I’m very late in adding this, but such has been the case with all of my blogging—especially throughout the duration of my Master’s studies. In fact, I debated whether or not to post this at all. We always want our best to shine through. I think my graduation speech was just one of those occasions in which that simply wasn’t the case. Nonetheless, as my own harshest critic, I know that expectations I hold for myself can be too ambitious, or even unrealistic. From the very moment I was asked to speak, I felt tremendously honored and couldn’t pass on this unique opportunity. Despite preparing it while concurrently juggling final exams, completing my thesis, transitioning into a new job, and reuniting with my parents for the first time in about a year, I still had fun with it—even though, if you notice my anxious demeanor in the video, “fun” might not be the adjective that comes to mind.
A broader graduation ceremony recap can be found here.
As economists, we try to model reality. But the most important model we’ll ever construct is that of who we choose to be and what we desire to become.
Life in Barcelona can be as fast or as slow as you want it to be. Since classes have started, the pace for me has been more of the former. However, I do pause and appreciate throughout my day. With a mixture of big events and many elements of simple life all converging in the same city, people here are living their lives their way. Instead of chronicling a big event or major attraction, I’ll focus on detailing a few of the little things that allow me to slow down! Here are a few small miracles I appreciate the most:
- The beckoning scent of croissant con xocolat wafting out of the bakeries during morning jogs,
- the bursts of laughter among friends echoing up to the apartment from the neighborhood tapas bar at the corner of our pedestrian street,
- the feel of the fresh, cool Mediterranean breeze coming off the water, ruffling through the palms in the park on the walk to class,
- the energy and excitement of the children playing various games in Plaça Barceloneta well into the evening,
- watching the diversity of people passing by from my favorite bench looking on to the beach; some exercising, some en route to a destination, and some with nothing to do at all,
- the tranquility of the streets before the sun rises over the sea,
- the resounding roar of the lions feeding in the zoo while I, too, eat my lunch in the campus courtyard,
- the determination and energy of the countless runners, cyclists, basket-ballers, cross-trainers, skaters, roller-bladers, and walkers,
- the glow of the moonlight over the sea as commission-less artists craft sandcastle masterpieces in the foreground while wind fills the sails of boats in the distance,
- the looks of amazement from tourists as the emerge from the underground metros in perhaps their first view of the city.
These are just a few of the things that make life special. Perhaps this is also just a small list of reasons why people seem to enjoy their lives so much here, despite any negatives!
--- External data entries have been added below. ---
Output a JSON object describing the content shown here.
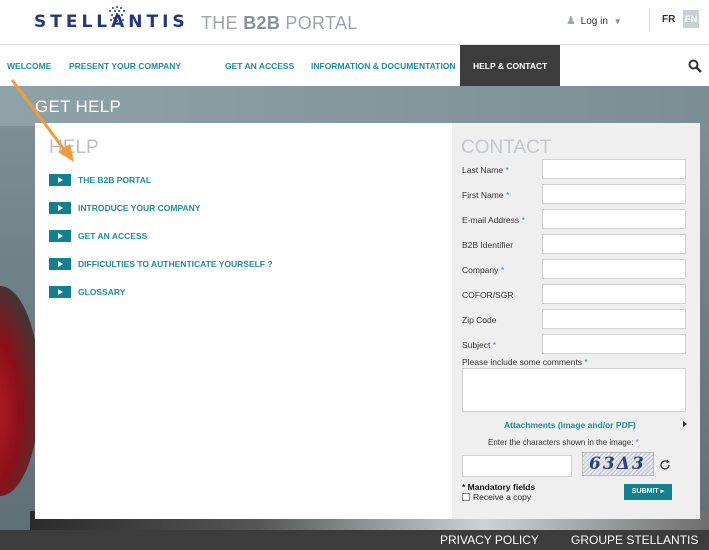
{
  "header": {
    "logo_text": "STELLANTIS",
    "portal_prefix": "THE ",
    "portal_bold": "B2B",
    "portal_suffix": " PORTAL",
    "login_label": "Log in",
    "lang_fr": "FR",
    "lang_en": "EN"
  },
  "nav": {
    "items": [
      {
        "label": "WELCOME"
      },
      {
        "label": "PRESENT YOUR COMPANY"
      },
      {
        "label": "GET AN ACCESS"
      },
      {
        "label": "INFORMATION & DOCUMENTATION"
      },
      {
        "label": "HELP & CONTACT",
        "active": true
      }
    ]
  },
  "page": {
    "title": "GET HELP"
  },
  "help": {
    "title": "HELP",
    "items": [
      {
        "label": "THE B2B PORTAL"
      },
      {
        "label": "INTRODUCE YOUR COMPANY"
      },
      {
        "label": "GET AN ACCESS"
      },
      {
        "label": "DIFFICULTIES TO AUTHENTICATE YOURSELF ?"
      },
      {
        "label": "GLOSSARY"
      }
    ]
  },
  "contact": {
    "title": "CONTACT",
    "fields": [
      {
        "label": "Last Name",
        "required": "*"
      },
      {
        "label": "First Name",
        "required": "*"
      },
      {
        "label": "E-mail Address",
        "required": "*"
      },
      {
        "label": "B2B Identifier",
        "required": ""
      },
      {
        "label": "Company",
        "required": "*"
      },
      {
        "label": "COFOR/SGR",
        "required": ""
      },
      {
        "label": "Zip Code",
        "required": ""
      },
      {
        "label": "Subject",
        "required": "*"
      }
    ],
    "comments_label": "Please include some comments",
    "comments_required": "*",
    "attachments_label": "Attachments (image and/or PDF)",
    "captcha_hint": "Enter the characters shown in the image:",
    "captcha_required": "*",
    "captcha_text": "63Δ3",
    "mandatory_label": "* Mandatory fields",
    "copy_label": "Receive a copy",
    "submit_label": "SUBMIT"
  },
  "footer": {
    "privacy": "PRIVACY POLICY",
    "group": "GROUPE STELLANTIS"
  },
  "colors": {
    "accent": "#1b8d9f",
    "arrow_button": "#13808f",
    "nav_active": "#3c3c3c",
    "annotation": "#f39a3a"
  }
}
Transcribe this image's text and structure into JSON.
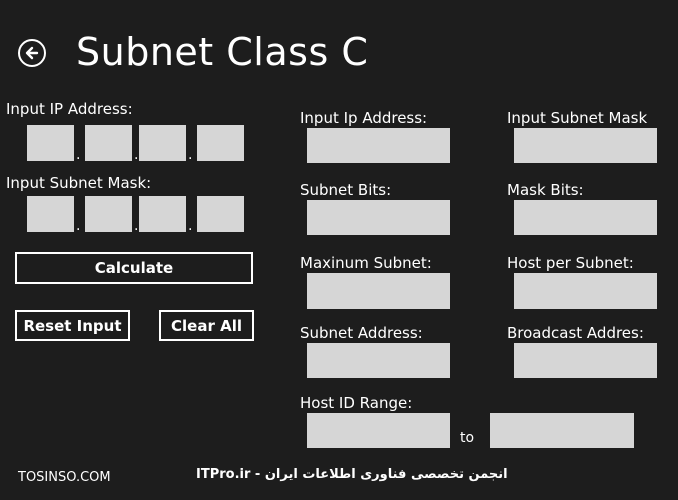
{
  "header": {
    "title": "Subnet Class C",
    "back_icon": "back-arrow-icon"
  },
  "left_panel": {
    "ip_label": "Input IP Address:",
    "ip_octets": [
      "",
      "",
      "",
      ""
    ],
    "mask_label": "Input Subnet Mask:",
    "mask_octets": [
      "",
      "",
      "",
      ""
    ],
    "separator": ".",
    "calculate_label": "Calculate",
    "reset_label": "Reset Input",
    "clear_label": "Clear All"
  },
  "results": {
    "input_ip_label": "Input Ip Address:",
    "input_ip_value": "",
    "input_mask_label": "Input Subnet Mask",
    "input_mask_value": "",
    "subnet_bits_label": "Subnet Bits:",
    "subnet_bits_value": "",
    "mask_bits_label": "Mask Bits:",
    "mask_bits_value": "",
    "max_subnet_label": "Maxinum Subnet:",
    "max_subnet_value": "",
    "host_per_subnet_label": "Host per Subnet:",
    "host_per_subnet_value": "",
    "subnet_address_label": "Subnet Address:",
    "subnet_address_value": "",
    "broadcast_label": "Broadcast Addres:",
    "broadcast_value": "",
    "host_range_label": "Host ID Range:",
    "host_range_start": "",
    "host_range_to": "to",
    "host_range_end": ""
  },
  "footer": {
    "watermark_left": "TOSINSO.COM",
    "watermark_center": "ITPro.ir - انجمن تخصصی فناوری اطلاعات ایران"
  },
  "colors": {
    "background": "#1d1d1d",
    "field": "#d6d6d6",
    "text": "#ffffff"
  }
}
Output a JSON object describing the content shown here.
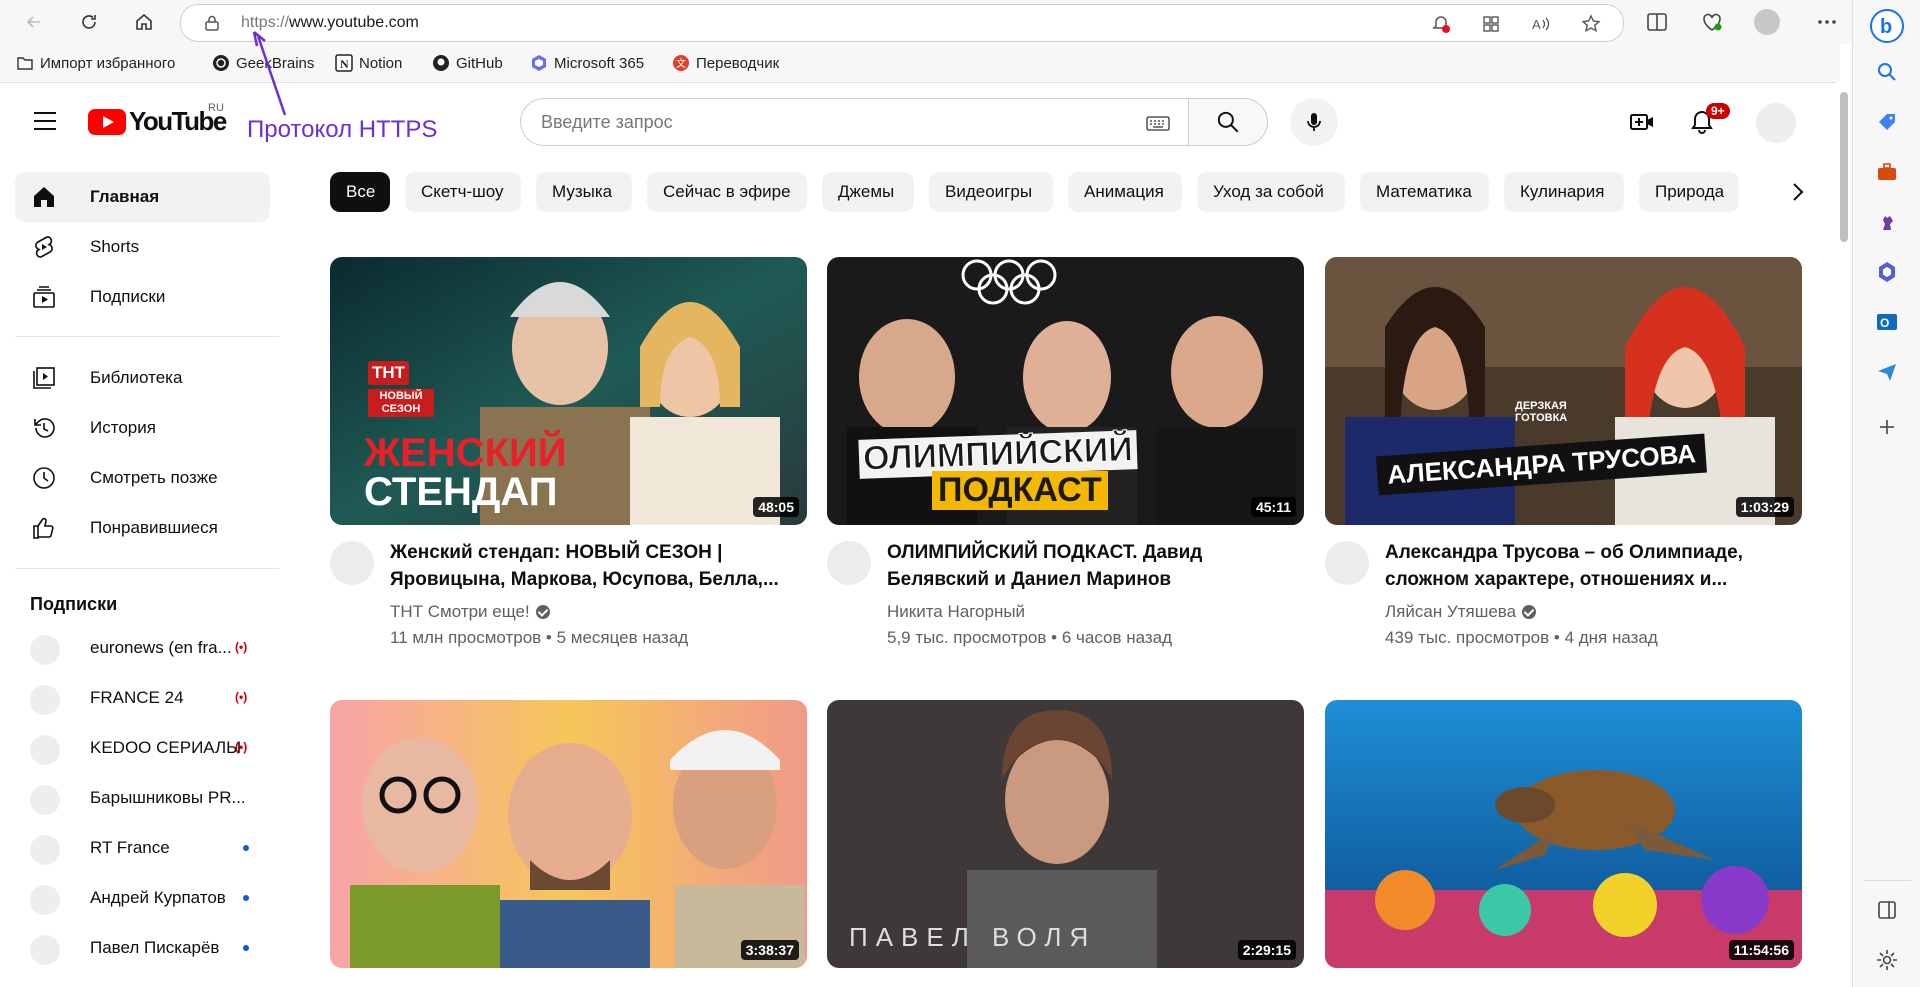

In Barcelona, regardless of your preferences, it seems to be easy for people to find what makes them happy in this vibrant, diverse world.
Happiness is a virtue, not its reward.
– Baruch Spinoza